I enjoy your blog enourmously, but that part i disagree with, cos it doesn't make sense, maybe re-wording as sounding more of an opinion than a fact, it would have been less confusing for me :)

fixyourthinking said...

The facts are the facts ...

Cars had one THE weakest opening (if inflation adjusted) of any Pixar film.

Cars received the weakest reviews of ANY Pixar film to date.

Cars is out of the top 10 the quickest of ANY Pixar film.

Cars WILL not and CAN NOT be in theaters as long as other Pixar films before being released on video.

Almost every single pixar film to date has doubled or tripled it's budget to make domestically and made it's money back internationally.

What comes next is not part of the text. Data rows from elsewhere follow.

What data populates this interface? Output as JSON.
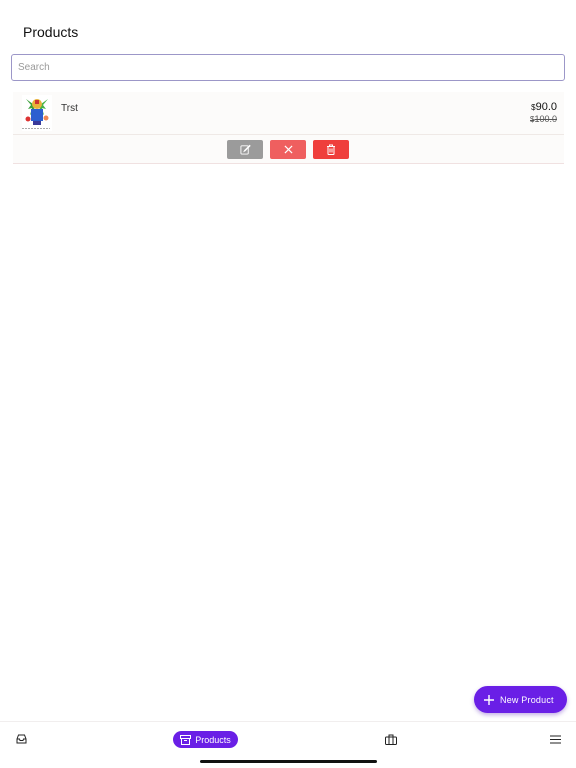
{
  "page": {
    "title": "Products"
  },
  "search": {
    "placeholder": "Search"
  },
  "products": [
    {
      "name": "Trst",
      "price_currency": "$",
      "price": "90.0",
      "old_price_currency": "$",
      "old_price": "100.0"
    }
  ],
  "actions": {
    "edit_icon": "edit-icon",
    "cancel_icon": "close-icon",
    "delete_icon": "trash-icon"
  },
  "fab": {
    "label": "New Product",
    "icon": "plus-icon"
  },
  "tabbar": {
    "items": [
      {
        "icon": "inbox-icon"
      },
      {
        "icon": "archive-box-icon",
        "label": "Products"
      },
      {
        "icon": "briefcase-icon"
      },
      {
        "icon": "menu-icon"
      }
    ]
  },
  "colors": {
    "accent": "#6a1fe6",
    "edit_button": "#9b9b9b",
    "cancel_button": "#ef5f5f",
    "delete_button": "#ef3f3c",
    "search_border": "#9c97c8"
  }
}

I don't think that's attainable from the current stats.

I will say this ... I wasn't right about Cars ... but I wasn't really wrong.

Truthfully this summer was somewhat of an anomaly if you ask me ... mostly due to high gas prices ... more people are seeing movies (which were pretty lackliuster this summer) as their vacations.

As for Ratatouille ... I hope I am wrong ... but other Rat CGI movies are coming out first ... I'll state again ... most all Pixar movies have appealed to both boys and girls or made boys "things" cool to girls so far. Girls are where the money in marketing is at.

From what I have seen ... Ratatouille doesn't interest me as an adult (story wise) ... much the same way as Cars.

RaaRchel said...

a time when two of it's least successful films were coming to theaters; Cars & Ratatouille.

surely the fact you stated arent facts as you were talking when cars was not released ("were
coming to cinemas"), hence had no figures, it is your opinion that they would be lesser earners at the time, and as it happens cars has had a weaker opening, however, it will probably outrank bugs life, as a fellow poster above mentioned its only $50,000 away.

The quote i used above makes it sound as if you are stating a fact written on stone, unless you secretly have a time machine hidden and know these two films will be the lesser earning ;oP

RaaRchel said...

Sorry the first line of that about the facts not being facts, i was refering to the quote not being a fact, at the time you wrote it, not the facts you provided me with stating it was the quickest to drop out of the top ten etc.